§ **Problem to work on**
Please return every entry below exactly as written, without any of its pictures.

§ **Dataset extract**

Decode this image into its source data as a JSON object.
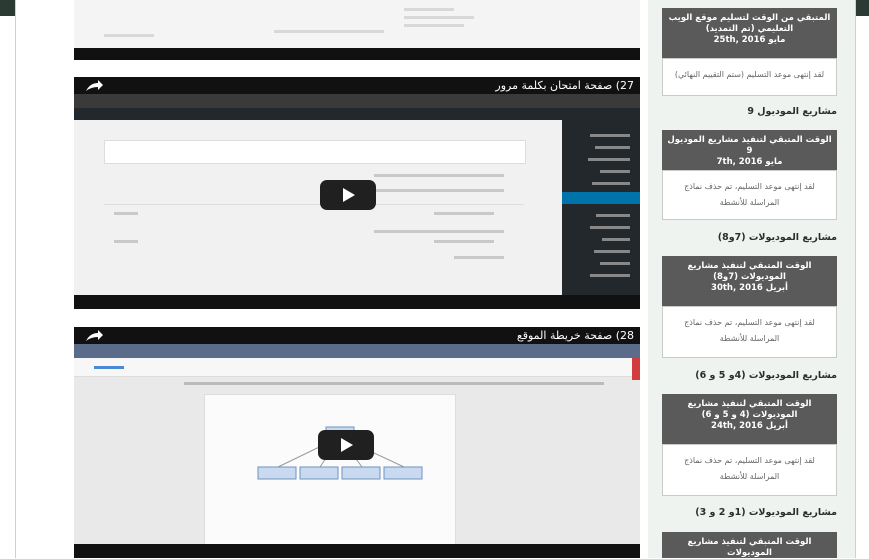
{
  "videos": [
    {
      "title": "27) صفحة امتحان بكلمة مرور"
    },
    {
      "title": "28) صفحة خريطة الموقع"
    }
  ],
  "sidebar": {
    "card1": {
      "title": "المتبقي من الوقت لتسليم موقع الويب التعليمي (تم التمديد)",
      "date": "مايو 25th, 2016",
      "body": "لقد إنتهى موعد التسليم (ستم التقييم النهائي)"
    },
    "section1": "مشاريع الموديول 9",
    "card2": {
      "title": "الوقت المتبقي لتنفيذ مشاريع الموديول 9",
      "date": "مايو 7th, 2016",
      "body": "لقد إنتهى موعد التسليم، تم حذف نماذج المراسلة للأنشطة"
    },
    "section2": "مشاريع الموديولات (7و8)",
    "card3": {
      "title": "الوقت المتبقي لتنفيذ مشاريع الموديولات (7و8)",
      "date": "أبريل 30th, 2016",
      "body": "لقد إنتهى موعد التسليم، تم حذف نماذج المراسلة للأنشطة"
    },
    "section3": "مشاريع الموديولات (4و 5 و 6)",
    "card4": {
      "title": "الوقت المتبقي لتنفيذ مشاريع الموديولات (4 و 5 و 6)",
      "date": "أبريل 24th, 2016",
      "body": "لقد إنتهى موعد التسليم، تم حذف نماذج المراسلة للأنشطة"
    },
    "section4": "مشاريع الموديولات (1و 2 و 3)",
    "card5": {
      "title": "الوقت المتبقي لتنفيذ مشاريع الموديولات"
    }
  },
  "colors": {
    "topbar": "#2b3b33",
    "card_head": "#5a5a5a",
    "sidebar_bg": "#eef3ef",
    "video_bg": "#0f0f0f"
  }
}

§ **Expected answer**
Decode this image into its source data as a JSON object.
{
  "videos": [
    {
      "title": "27) صفحة امتحان بكلمة مرور"
    },
    {
      "title": "28) صفحة خريطة الموقع"
    }
  ],
  "sidebar": {
    "card1": {
      "title": "المتبقي من الوقت لتسليم موقع الويب التعليمي (تم التمديد)",
      "date": "مايو 25th, 2016",
      "body": "لقد إنتهى موعد التسليم (ستم التقييم النهائي)"
    },
    "section1": "مشاريع الموديول 9",
    "card2": {
      "title": "الوقت المتبقي لتنفيذ مشاريع الموديول 9",
      "date": "مايو 7th, 2016",
      "body": "لقد إنتهى موعد التسليم، تم حذف نماذج المراسلة للأنشطة"
    },
    "section2": "مشاريع الموديولات (7و8)",
    "card3": {
      "title": "الوقت المتبقي لتنفيذ مشاريع الموديولات (7و8)",
      "date": "أبريل 30th, 2016",
      "body": "لقد إنتهى موعد التسليم، تم حذف نماذج المراسلة للأنشطة"
    },
    "section3": "مشاريع الموديولات (4و 5 و 6)",
    "card4": {
      "title": "الوقت المتبقي لتنفيذ مشاريع الموديولات (4 و 5 و 6)",
      "date": "أبريل 24th, 2016",
      "body": "لقد إنتهى موعد التسليم، تم حذف نماذج المراسلة للأنشطة"
    },
    "section4": "مشاريع الموديولات (1و 2 و 3)",
    "card5": {
      "title": "الوقت المتبقي لتنفيذ مشاريع الموديولات"
    }
  },
  "colors": {
    "topbar": "#2b3b33",
    "card_head": "#5a5a5a",
    "sidebar_bg": "#eef3ef",
    "video_bg": "#0f0f0f"
  }
}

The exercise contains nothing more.